For every line in the material below that holds "this", report the line.

BEGIN

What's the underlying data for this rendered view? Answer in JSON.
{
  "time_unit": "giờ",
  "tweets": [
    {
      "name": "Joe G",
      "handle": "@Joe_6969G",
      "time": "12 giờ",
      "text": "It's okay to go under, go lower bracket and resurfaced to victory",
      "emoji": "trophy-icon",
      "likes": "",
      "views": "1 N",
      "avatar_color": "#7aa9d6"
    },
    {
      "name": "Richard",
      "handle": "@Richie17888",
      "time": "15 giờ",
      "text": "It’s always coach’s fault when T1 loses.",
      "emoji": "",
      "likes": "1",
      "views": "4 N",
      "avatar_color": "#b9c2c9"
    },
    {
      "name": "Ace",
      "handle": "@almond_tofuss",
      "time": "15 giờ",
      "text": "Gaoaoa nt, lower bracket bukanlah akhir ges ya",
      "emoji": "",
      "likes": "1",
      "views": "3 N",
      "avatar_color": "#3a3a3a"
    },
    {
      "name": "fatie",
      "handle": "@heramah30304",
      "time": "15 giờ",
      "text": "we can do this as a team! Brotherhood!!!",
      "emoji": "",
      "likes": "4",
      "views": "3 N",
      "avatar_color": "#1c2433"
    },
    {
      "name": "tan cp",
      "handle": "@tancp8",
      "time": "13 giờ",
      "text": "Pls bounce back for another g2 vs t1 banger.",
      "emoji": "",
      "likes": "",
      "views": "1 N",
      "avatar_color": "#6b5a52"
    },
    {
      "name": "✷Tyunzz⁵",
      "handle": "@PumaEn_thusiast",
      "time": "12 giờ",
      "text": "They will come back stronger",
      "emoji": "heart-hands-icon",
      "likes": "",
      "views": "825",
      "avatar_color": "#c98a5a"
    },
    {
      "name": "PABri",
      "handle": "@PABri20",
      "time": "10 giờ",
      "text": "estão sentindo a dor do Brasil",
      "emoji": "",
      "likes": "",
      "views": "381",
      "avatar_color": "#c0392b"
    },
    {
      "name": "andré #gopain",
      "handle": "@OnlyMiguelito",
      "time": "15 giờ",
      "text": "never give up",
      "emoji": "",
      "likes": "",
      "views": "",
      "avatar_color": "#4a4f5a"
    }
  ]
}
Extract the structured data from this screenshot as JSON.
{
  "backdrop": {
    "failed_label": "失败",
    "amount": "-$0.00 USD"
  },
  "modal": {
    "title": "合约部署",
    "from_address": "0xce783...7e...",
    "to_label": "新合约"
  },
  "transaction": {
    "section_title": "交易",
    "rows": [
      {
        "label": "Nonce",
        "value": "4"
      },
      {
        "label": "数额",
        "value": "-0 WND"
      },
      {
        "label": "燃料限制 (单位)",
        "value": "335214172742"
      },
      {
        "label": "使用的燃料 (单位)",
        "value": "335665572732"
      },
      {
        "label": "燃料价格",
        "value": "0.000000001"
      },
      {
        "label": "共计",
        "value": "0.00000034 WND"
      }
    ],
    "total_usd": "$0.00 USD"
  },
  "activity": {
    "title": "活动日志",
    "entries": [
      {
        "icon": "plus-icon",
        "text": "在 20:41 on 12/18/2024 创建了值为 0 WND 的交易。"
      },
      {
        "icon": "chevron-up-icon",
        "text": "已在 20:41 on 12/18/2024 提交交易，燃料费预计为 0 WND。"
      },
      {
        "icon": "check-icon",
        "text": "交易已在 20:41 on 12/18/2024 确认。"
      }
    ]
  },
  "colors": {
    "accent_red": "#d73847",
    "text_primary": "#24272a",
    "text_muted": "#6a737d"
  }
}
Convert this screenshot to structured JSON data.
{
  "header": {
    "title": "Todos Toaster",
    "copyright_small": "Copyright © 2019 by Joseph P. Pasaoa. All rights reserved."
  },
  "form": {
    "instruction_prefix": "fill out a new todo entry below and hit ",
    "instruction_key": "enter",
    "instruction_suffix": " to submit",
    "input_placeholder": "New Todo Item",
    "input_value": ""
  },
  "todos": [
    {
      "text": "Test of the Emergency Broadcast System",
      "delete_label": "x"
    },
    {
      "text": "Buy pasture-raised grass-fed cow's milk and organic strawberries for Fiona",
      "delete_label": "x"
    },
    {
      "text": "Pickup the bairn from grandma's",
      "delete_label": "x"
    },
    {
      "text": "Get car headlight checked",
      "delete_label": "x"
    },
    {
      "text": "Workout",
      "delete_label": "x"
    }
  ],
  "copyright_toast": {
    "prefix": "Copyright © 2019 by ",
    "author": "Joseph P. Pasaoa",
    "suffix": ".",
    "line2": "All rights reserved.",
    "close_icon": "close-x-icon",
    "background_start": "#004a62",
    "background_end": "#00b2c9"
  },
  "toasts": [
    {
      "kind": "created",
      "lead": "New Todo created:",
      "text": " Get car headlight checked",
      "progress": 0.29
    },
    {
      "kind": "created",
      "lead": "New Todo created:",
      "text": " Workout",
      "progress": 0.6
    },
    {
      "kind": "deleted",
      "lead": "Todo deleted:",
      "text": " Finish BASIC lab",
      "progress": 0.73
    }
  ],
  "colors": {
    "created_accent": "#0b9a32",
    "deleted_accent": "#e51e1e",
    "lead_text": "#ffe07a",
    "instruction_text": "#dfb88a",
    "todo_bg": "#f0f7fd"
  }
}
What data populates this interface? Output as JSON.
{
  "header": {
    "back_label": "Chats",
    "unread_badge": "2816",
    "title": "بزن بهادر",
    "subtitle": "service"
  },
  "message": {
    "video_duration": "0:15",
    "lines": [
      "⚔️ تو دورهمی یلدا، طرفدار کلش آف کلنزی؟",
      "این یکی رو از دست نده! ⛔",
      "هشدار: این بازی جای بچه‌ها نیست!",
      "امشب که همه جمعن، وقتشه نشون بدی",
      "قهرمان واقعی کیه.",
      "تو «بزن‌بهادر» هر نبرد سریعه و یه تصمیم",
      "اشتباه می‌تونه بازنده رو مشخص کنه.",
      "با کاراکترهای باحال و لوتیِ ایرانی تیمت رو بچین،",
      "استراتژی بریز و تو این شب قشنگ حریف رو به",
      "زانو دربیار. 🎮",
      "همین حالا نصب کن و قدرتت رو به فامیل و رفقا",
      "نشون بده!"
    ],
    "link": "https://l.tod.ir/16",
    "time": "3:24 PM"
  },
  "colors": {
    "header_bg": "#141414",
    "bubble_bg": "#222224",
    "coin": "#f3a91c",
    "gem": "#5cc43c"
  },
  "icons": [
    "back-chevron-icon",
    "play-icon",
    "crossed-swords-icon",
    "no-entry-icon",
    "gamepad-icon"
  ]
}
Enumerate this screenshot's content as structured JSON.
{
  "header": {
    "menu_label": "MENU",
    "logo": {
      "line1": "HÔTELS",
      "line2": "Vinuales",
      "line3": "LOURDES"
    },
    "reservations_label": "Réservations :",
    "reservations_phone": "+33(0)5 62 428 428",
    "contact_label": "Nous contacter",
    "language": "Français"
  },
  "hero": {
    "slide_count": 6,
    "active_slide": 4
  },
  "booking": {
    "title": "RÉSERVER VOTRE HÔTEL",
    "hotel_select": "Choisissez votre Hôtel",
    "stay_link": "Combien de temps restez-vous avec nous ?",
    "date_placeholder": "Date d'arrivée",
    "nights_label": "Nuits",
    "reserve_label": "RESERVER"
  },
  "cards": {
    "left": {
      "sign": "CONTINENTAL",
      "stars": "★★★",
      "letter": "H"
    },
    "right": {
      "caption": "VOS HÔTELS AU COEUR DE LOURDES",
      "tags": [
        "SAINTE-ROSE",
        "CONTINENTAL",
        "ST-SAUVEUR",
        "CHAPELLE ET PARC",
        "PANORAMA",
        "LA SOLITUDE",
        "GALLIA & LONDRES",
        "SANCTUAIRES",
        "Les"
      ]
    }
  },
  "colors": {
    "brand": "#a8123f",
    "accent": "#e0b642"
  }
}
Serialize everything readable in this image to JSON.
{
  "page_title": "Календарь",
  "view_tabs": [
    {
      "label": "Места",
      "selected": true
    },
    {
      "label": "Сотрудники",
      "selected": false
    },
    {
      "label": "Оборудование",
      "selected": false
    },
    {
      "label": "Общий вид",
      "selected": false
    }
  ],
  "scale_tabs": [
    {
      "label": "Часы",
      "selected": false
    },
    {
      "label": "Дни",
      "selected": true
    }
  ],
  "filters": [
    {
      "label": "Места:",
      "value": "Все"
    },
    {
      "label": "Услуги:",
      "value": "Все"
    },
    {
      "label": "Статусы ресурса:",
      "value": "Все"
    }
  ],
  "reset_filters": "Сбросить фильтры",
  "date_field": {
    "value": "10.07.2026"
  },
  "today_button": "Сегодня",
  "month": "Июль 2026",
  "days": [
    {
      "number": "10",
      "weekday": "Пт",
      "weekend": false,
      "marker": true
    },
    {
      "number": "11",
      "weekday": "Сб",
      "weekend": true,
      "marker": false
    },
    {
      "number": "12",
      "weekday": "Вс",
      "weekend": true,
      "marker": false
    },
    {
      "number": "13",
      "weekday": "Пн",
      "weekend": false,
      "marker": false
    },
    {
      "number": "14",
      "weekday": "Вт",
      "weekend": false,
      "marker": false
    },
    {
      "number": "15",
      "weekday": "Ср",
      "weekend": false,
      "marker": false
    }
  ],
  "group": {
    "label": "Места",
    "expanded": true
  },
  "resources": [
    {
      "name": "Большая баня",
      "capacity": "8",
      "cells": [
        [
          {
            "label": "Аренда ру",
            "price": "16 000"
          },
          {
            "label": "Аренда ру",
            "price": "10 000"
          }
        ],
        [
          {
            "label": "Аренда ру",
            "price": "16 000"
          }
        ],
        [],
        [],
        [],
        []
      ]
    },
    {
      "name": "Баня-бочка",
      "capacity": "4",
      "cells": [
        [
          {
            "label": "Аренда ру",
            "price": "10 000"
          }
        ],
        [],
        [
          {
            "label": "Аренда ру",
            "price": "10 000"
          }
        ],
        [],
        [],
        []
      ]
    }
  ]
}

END

▶ Completed exercise
What's the underlying data for this rendered view? Answer in JSON.
      "text": "we can do this as a team! Brotherhood!!!",
Extract the structured data from this screenshot as JSON.
Convert this screenshot to structured JSON data.
What data populates this interface? Output as JSON.
Enumerate this screenshot's content as structured JSON.
Serialize everything readable in this image to JSON.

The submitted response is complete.